By Aaron Beard
RALEIGH ó The Carolina Hurricanes hoped to pick a defenseman in the first round of the NHL draft only to see their top targets slip away.
Instead, the Hurricanes grabbed forward Zach Boychuk with the 14th overall pick Friday night, giving the team one of the top-rated North American skaters available after deciding that the asking price to trade up for a blue-liner was just too high.
“It just didn’t make sense for us,” general manager Jim Rutherford said via teleconference from Ottawa. “We knew that this was a deep draft. We were comfortable that we were going to get a good player at 14. It wasn’t something we really tried very hard to do.”
Carolina ended up with an 18-year-old who led his Lethbridge Hurricanes to a Western Hockey League conference championship this year, scoring a playoff-best 13 goals. He finished second on the team with 72 points and had 33 goals on the season.
One of the biggest question marks is his size; he measured in at just under 5-foot-10 and weighs 175 pounds. But Boychuk, who models his game after Philadelphia’s Daniel Briere, figured, “I just have to work through that.”
“I may not be the biggest guy on the ice at all times,” he said. “I use my speed and my quickness and deception, so there’s definitely ways you can beat bigger, stronger players.”

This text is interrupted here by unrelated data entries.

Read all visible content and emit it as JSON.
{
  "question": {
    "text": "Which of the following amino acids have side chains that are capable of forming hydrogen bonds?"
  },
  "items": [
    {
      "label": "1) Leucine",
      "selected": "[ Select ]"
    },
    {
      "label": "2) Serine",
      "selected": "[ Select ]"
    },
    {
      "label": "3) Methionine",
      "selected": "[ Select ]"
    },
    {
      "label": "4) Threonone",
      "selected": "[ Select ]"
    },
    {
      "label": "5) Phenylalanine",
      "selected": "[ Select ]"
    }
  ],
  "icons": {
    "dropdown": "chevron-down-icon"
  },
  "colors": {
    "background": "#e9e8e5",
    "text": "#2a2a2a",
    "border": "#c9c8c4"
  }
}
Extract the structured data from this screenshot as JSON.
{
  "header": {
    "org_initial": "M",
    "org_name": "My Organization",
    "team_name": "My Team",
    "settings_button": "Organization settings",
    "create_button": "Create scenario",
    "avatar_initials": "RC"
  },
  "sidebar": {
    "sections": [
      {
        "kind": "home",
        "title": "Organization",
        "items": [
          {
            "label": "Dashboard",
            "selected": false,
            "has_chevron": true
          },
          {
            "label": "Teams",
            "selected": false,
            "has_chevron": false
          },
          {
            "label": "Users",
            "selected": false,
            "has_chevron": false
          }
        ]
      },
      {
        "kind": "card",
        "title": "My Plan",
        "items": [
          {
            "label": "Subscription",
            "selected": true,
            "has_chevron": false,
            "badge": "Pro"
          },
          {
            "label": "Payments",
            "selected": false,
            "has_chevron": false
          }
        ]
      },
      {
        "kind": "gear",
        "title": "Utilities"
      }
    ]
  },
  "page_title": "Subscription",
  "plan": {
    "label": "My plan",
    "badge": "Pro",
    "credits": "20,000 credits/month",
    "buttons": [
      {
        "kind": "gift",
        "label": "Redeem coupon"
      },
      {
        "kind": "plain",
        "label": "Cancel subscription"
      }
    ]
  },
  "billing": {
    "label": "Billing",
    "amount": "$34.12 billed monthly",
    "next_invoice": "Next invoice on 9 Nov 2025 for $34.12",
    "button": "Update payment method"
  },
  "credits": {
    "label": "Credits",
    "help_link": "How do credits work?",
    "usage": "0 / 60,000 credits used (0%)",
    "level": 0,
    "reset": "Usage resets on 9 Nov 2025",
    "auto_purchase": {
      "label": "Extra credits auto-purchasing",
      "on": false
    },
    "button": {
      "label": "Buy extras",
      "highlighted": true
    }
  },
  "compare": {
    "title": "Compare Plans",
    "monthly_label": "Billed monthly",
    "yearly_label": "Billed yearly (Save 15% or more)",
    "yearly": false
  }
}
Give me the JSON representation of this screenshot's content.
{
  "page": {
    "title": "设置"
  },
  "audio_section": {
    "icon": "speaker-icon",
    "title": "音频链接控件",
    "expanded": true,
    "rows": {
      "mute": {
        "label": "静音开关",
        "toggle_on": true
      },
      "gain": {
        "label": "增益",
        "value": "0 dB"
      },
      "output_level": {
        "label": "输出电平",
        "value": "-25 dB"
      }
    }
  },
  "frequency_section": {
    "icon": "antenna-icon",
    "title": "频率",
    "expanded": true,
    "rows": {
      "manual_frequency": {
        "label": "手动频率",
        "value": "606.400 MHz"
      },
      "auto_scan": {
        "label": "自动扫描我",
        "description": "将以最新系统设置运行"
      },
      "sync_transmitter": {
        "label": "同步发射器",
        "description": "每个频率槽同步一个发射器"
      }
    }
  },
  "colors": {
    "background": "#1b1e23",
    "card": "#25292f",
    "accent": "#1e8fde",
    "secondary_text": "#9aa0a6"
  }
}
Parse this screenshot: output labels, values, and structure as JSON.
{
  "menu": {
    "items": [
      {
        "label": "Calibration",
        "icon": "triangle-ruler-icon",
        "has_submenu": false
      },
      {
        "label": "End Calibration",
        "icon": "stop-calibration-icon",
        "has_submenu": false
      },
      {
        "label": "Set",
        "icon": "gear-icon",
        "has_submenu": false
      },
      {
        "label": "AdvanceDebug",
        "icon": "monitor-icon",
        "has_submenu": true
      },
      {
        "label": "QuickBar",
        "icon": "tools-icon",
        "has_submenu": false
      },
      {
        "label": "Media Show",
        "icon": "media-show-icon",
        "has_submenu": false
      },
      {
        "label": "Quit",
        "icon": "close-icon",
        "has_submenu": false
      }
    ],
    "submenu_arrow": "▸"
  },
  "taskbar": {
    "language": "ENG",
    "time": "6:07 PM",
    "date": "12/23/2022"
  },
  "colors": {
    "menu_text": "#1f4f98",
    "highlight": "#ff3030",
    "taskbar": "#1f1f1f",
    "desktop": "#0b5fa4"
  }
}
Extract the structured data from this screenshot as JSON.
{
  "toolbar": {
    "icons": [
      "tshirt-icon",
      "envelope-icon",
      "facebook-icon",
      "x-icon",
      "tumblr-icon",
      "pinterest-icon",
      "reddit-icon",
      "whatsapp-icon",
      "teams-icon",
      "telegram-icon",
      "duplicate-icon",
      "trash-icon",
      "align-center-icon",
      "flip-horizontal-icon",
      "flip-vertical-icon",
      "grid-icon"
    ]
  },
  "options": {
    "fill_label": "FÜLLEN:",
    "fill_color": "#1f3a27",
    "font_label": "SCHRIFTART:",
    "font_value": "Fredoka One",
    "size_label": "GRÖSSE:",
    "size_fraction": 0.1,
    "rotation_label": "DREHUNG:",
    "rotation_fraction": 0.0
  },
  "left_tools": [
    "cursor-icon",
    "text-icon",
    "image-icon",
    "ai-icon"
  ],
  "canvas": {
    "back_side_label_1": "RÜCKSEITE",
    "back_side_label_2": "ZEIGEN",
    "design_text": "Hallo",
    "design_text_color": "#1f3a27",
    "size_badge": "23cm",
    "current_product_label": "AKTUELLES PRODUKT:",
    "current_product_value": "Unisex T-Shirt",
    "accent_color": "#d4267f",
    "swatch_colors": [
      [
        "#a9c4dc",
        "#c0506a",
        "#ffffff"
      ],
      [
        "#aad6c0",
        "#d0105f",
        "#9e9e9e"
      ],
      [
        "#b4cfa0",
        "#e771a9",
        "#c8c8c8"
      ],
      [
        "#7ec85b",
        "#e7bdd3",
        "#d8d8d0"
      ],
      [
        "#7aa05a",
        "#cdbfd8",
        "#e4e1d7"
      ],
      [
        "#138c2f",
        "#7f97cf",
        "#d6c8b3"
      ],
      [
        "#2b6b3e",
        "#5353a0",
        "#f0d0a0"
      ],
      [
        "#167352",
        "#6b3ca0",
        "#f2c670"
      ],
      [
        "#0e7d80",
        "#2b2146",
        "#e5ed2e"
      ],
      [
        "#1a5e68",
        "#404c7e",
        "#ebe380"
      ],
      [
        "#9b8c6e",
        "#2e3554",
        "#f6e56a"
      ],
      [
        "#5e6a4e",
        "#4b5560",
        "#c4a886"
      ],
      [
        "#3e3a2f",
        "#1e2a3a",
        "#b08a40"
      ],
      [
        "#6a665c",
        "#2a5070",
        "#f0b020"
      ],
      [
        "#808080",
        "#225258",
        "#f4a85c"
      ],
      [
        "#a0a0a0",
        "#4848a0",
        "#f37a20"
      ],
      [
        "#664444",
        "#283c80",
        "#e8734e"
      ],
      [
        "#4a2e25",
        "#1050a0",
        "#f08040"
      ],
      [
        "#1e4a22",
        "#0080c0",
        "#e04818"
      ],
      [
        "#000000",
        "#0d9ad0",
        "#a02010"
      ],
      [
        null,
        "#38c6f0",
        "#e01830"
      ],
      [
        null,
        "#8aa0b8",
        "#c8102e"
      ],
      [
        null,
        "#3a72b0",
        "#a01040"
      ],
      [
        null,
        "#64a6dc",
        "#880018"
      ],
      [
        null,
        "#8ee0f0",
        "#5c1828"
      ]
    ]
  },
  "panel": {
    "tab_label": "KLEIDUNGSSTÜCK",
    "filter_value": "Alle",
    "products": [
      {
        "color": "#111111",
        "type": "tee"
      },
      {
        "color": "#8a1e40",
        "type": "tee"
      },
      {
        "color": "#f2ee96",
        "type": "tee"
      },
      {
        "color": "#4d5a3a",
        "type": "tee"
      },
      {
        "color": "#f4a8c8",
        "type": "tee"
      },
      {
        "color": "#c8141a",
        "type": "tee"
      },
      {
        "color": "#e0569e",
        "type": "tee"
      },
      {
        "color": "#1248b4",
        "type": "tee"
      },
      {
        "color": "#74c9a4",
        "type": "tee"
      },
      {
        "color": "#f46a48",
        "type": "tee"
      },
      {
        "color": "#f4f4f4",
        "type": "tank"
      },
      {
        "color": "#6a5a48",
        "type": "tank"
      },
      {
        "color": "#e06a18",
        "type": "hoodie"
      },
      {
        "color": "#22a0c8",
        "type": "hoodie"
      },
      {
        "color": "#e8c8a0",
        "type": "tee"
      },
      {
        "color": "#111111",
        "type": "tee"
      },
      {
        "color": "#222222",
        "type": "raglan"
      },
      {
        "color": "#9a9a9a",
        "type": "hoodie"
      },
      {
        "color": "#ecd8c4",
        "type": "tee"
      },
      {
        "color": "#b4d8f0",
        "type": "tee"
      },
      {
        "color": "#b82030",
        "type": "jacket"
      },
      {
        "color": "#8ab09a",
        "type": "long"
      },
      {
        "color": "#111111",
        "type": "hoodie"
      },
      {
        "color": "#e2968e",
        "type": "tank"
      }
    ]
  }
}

The Hurricanes had said they would likely look to draft the best player available instead of focusing on a specific position. Ultimately, they didn’t have much of a choice once a pair of unspecified defensemen went off the board leading up to their first selection. The consolation prize was to add a forward who can play at center or on the wing.
Boychuk is close friends with Brandon Sutter, Carolina’s first-round pick from last year. The two played together to help Team Canada win the gold medal at the World Junior Championships.
“I’m a guy that likes to set my goals high, so I’m really going to take this and focus on the Carolina Hurricanes throughout the summer and try to get bigger and stronger and see if I can make it next year,” Boychuk said. “I guess that’s everybody’s goal when they get drafted. I’m going to go to work and see what happens.”
Once their top choices at defensemen were selected, the Hurricanes didn’t want to pass up Boychuk, the eighth-rated North American skater by the NHL Central Scouting Service. They had figured they’d end up with one of two defensemen or two forwards.
“We got a couple of calls about moving down,” Rutherford said. “But if we’d have moved down much further, we certainly weren’t going to get Boychuk. When we had the chance to get him, we felt we should stay there. We’re not the only ones that felt pretty high about him.”